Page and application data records

○ ○ ○ ○ ○

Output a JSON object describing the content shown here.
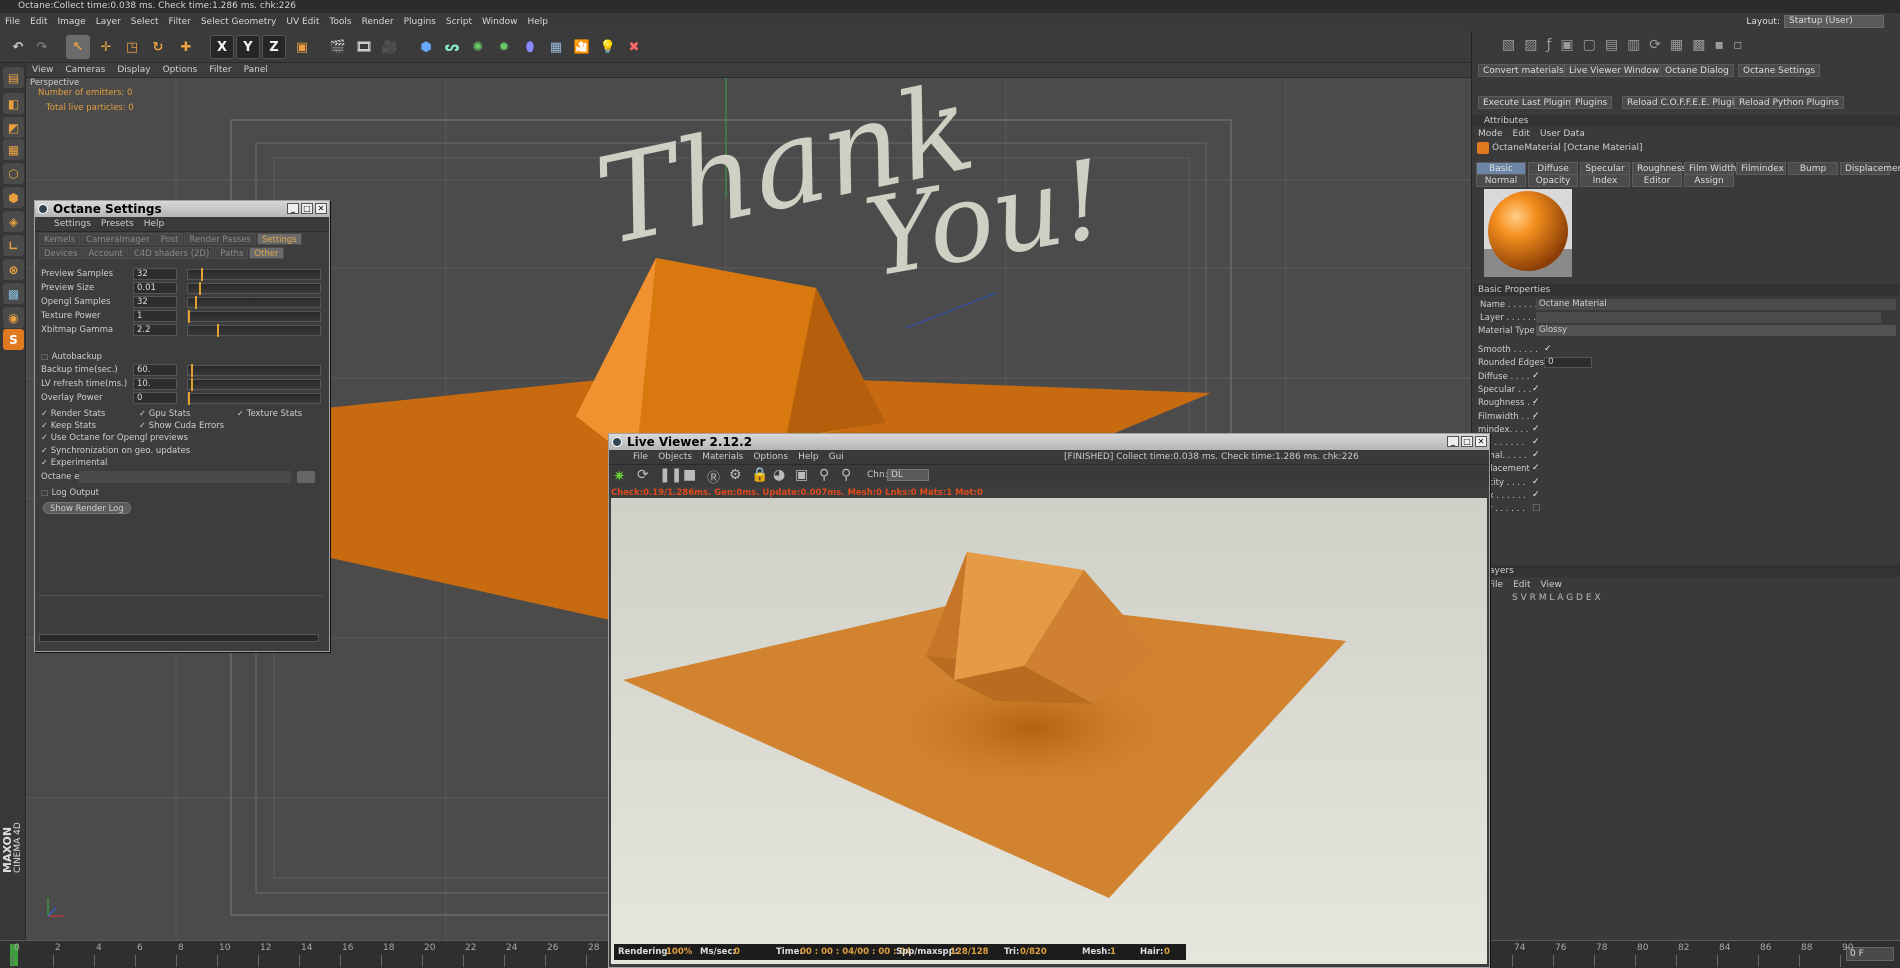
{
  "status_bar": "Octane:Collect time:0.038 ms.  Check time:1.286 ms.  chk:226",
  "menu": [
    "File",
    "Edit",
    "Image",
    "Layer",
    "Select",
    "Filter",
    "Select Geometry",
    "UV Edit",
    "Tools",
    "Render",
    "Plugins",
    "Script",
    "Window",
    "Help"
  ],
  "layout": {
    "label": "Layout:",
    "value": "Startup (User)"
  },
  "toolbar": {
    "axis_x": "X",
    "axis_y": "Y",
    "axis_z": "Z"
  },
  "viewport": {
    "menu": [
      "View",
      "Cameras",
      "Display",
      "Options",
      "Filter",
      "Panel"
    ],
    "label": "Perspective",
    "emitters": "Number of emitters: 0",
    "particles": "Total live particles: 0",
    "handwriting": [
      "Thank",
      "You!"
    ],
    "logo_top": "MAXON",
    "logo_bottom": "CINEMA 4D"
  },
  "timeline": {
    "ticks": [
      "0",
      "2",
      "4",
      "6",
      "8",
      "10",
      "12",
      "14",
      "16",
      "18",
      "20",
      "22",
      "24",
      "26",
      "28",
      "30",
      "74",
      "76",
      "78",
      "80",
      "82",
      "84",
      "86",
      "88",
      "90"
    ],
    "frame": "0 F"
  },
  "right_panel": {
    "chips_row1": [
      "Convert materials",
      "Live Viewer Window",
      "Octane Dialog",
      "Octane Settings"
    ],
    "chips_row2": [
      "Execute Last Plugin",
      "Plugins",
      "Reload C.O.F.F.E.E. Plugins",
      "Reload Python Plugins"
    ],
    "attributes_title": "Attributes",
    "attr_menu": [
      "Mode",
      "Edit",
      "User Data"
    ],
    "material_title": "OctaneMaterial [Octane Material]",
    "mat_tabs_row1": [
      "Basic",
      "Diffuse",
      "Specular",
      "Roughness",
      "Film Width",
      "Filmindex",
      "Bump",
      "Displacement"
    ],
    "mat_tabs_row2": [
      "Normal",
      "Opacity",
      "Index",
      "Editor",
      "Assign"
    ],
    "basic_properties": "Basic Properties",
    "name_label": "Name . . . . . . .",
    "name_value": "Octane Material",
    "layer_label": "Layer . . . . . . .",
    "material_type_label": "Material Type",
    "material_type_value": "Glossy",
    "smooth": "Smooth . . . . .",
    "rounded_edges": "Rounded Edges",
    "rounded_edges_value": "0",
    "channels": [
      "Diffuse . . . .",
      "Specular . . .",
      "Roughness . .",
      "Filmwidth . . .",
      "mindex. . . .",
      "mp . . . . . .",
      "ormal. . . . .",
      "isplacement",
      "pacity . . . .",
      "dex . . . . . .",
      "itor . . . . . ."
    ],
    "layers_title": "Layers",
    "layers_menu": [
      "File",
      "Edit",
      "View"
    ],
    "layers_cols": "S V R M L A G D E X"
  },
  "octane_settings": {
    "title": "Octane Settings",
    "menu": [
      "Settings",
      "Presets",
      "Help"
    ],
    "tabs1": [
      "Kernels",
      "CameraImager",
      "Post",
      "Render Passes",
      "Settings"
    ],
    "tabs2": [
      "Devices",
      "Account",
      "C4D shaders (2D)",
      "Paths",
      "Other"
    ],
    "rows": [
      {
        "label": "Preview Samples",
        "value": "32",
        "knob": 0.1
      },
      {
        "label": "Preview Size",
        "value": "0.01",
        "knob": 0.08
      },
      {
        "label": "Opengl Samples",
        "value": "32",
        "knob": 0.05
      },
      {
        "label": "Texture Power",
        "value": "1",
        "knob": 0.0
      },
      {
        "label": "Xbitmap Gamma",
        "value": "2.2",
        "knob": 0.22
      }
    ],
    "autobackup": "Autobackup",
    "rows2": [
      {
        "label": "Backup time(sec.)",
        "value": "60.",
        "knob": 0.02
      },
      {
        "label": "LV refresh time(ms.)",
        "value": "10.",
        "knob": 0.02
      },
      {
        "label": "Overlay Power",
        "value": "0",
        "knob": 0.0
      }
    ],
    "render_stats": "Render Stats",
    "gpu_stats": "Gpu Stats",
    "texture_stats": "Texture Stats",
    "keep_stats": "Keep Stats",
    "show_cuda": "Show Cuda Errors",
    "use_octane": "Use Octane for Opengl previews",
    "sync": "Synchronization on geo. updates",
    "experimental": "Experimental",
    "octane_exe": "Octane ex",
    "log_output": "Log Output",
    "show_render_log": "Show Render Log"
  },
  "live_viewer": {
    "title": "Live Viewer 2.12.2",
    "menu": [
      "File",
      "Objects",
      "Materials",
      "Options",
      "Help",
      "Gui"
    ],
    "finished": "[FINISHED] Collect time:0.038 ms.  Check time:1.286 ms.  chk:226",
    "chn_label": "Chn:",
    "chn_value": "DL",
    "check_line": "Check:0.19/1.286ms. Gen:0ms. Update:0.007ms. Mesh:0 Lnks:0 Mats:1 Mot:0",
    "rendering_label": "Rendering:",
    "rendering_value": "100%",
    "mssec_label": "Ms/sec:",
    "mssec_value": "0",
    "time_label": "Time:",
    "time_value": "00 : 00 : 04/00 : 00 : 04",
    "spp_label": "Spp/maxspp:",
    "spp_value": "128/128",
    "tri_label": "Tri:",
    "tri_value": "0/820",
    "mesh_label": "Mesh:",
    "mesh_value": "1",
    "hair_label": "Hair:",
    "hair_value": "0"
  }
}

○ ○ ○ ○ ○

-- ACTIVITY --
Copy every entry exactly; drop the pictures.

-- ANSWER BOX --
Output a JSON object describing the content shown here.
{
  "status_bar": "Octane:Collect time:0.038 ms.  Check time:1.286 ms.  chk:226",
  "menu": [
    "File",
    "Edit",
    "Image",
    "Layer",
    "Select",
    "Filter",
    "Select Geometry",
    "UV Edit",
    "Tools",
    "Render",
    "Plugins",
    "Script",
    "Window",
    "Help"
  ],
  "layout": {
    "label": "Layout:",
    "value": "Startup (User)"
  },
  "toolbar": {
    "axis_x": "X",
    "axis_y": "Y",
    "axis_z": "Z"
  },
  "viewport": {
    "menu": [
      "View",
      "Cameras",
      "Display",
      "Options",
      "Filter",
      "Panel"
    ],
    "label": "Perspective",
    "emitters": "Number of emitters: 0",
    "particles": "Total live particles: 0",
    "handwriting": [
      "Thank",
      "You!"
    ],
    "logo_top": "MAXON",
    "logo_bottom": "CINEMA 4D"
  },
  "timeline": {
    "ticks": [
      "0",
      "2",
      "4",
      "6",
      "8",
      "10",
      "12",
      "14",
      "16",
      "18",
      "20",
      "22",
      "24",
      "26",
      "28",
      "30",
      "74",
      "76",
      "78",
      "80",
      "82",
      "84",
      "86",
      "88",
      "90"
    ],
    "frame": "0 F"
  },
  "right_panel": {
    "chips_row1": [
      "Convert materials",
      "Live Viewer Window",
      "Octane Dialog",
      "Octane Settings"
    ],
    "chips_row2": [
      "Execute Last Plugin",
      "Plugins",
      "Reload C.O.F.F.E.E. Plugins",
      "Reload Python Plugins"
    ],
    "attributes_title": "Attributes",
    "attr_menu": [
      "Mode",
      "Edit",
      "User Data"
    ],
    "material_title": "OctaneMaterial [Octane Material]",
    "mat_tabs_row1": [
      "Basic",
      "Diffuse",
      "Specular",
      "Roughness",
      "Film Width",
      "Filmindex",
      "Bump",
      "Displacement"
    ],
    "mat_tabs_row2": [
      "Normal",
      "Opacity",
      "Index",
      "Editor",
      "Assign"
    ],
    "basic_properties": "Basic Properties",
    "name_label": "Name . . . . . . .",
    "name_value": "Octane Material",
    "layer_label": "Layer . . . . . . .",
    "material_type_label": "Material Type",
    "material_type_value": "Glossy",
    "smooth": "Smooth . . . . .",
    "rounded_edges": "Rounded Edges",
    "rounded_edges_value": "0",
    "channels": [
      "Diffuse . . . .",
      "Specular . . .",
      "Roughness . .",
      "Filmwidth . . .",
      "mindex. . . .",
      "mp . . . . . .",
      "ormal. . . . .",
      "isplacement",
      "pacity . . . .",
      "dex . . . . . .",
      "itor . . . . . ."
    ],
    "layers_title": "Layers",
    "layers_menu": [
      "File",
      "Edit",
      "View"
    ],
    "layers_cols": "S V R M L A G D E X"
  },
  "octane_settings": {
    "title": "Octane Settings",
    "menu": [
      "Settings",
      "Presets",
      "Help"
    ],
    "tabs1": [
      "Kernels",
      "CameraImager",
      "Post",
      "Render Passes",
      "Settings"
    ],
    "tabs2": [
      "Devices",
      "Account",
      "C4D shaders (2D)",
      "Paths",
      "Other"
    ],
    "rows": [
      {
        "label": "Preview Samples",
        "value": "32",
        "knob": 0.1
      },
      {
        "label": "Preview Size",
        "value": "0.01",
        "knob": 0.08
      },
      {
        "label": "Opengl Samples",
        "value": "32",
        "knob": 0.05
      },
      {
        "label": "Texture Power",
        "value": "1",
        "knob": 0.0
      },
      {
        "label": "Xbitmap Gamma",
        "value": "2.2",
        "knob": 0.22
      }
    ],
    "autobackup": "Autobackup",
    "rows2": [
      {
        "label": "Backup time(sec.)",
        "value": "60.",
        "knob": 0.02
      },
      {
        "label": "LV refresh time(ms.)",
        "value": "10.",
        "knob": 0.02
      },
      {
        "label": "Overlay Power",
        "value": "0",
        "knob": 0.0
      }
    ],
    "render_stats": "Render Stats",
    "gpu_stats": "Gpu Stats",
    "texture_stats": "Texture Stats",
    "keep_stats": "Keep Stats",
    "show_cuda": "Show Cuda Errors",
    "use_octane": "Use Octane for Opengl previews",
    "sync": "Synchronization on geo. updates",
    "experimental": "Experimental",
    "octane_exe": "Octane ex",
    "log_output": "Log Output",
    "show_render_log": "Show Render Log"
  },
  "live_viewer": {
    "title": "Live Viewer 2.12.2",
    "menu": [
      "File",
      "Objects",
      "Materials",
      "Options",
      "Help",
      "Gui"
    ],
    "finished": "[FINISHED] Collect time:0.038 ms.  Check time:1.286 ms.  chk:226",
    "chn_label": "Chn:",
    "chn_value": "DL",
    "check_line": "Check:0.19/1.286ms. Gen:0ms. Update:0.007ms. Mesh:0 Lnks:0 Mats:1 Mot:0",
    "rendering_label": "Rendering:",
    "rendering_value": "100%",
    "mssec_label": "Ms/sec:",
    "mssec_value": "0",
    "time_label": "Time:",
    "time_value": "00 : 00 : 04/00 : 00 : 04",
    "spp_label": "Spp/maxspp:",
    "spp_value": "128/128",
    "tri_label": "Tri:",
    "tri_value": "0/820",
    "mesh_label": "Mesh:",
    "mesh_value": "1",
    "hair_label": "Hair:",
    "hair_value": "0"
  }
}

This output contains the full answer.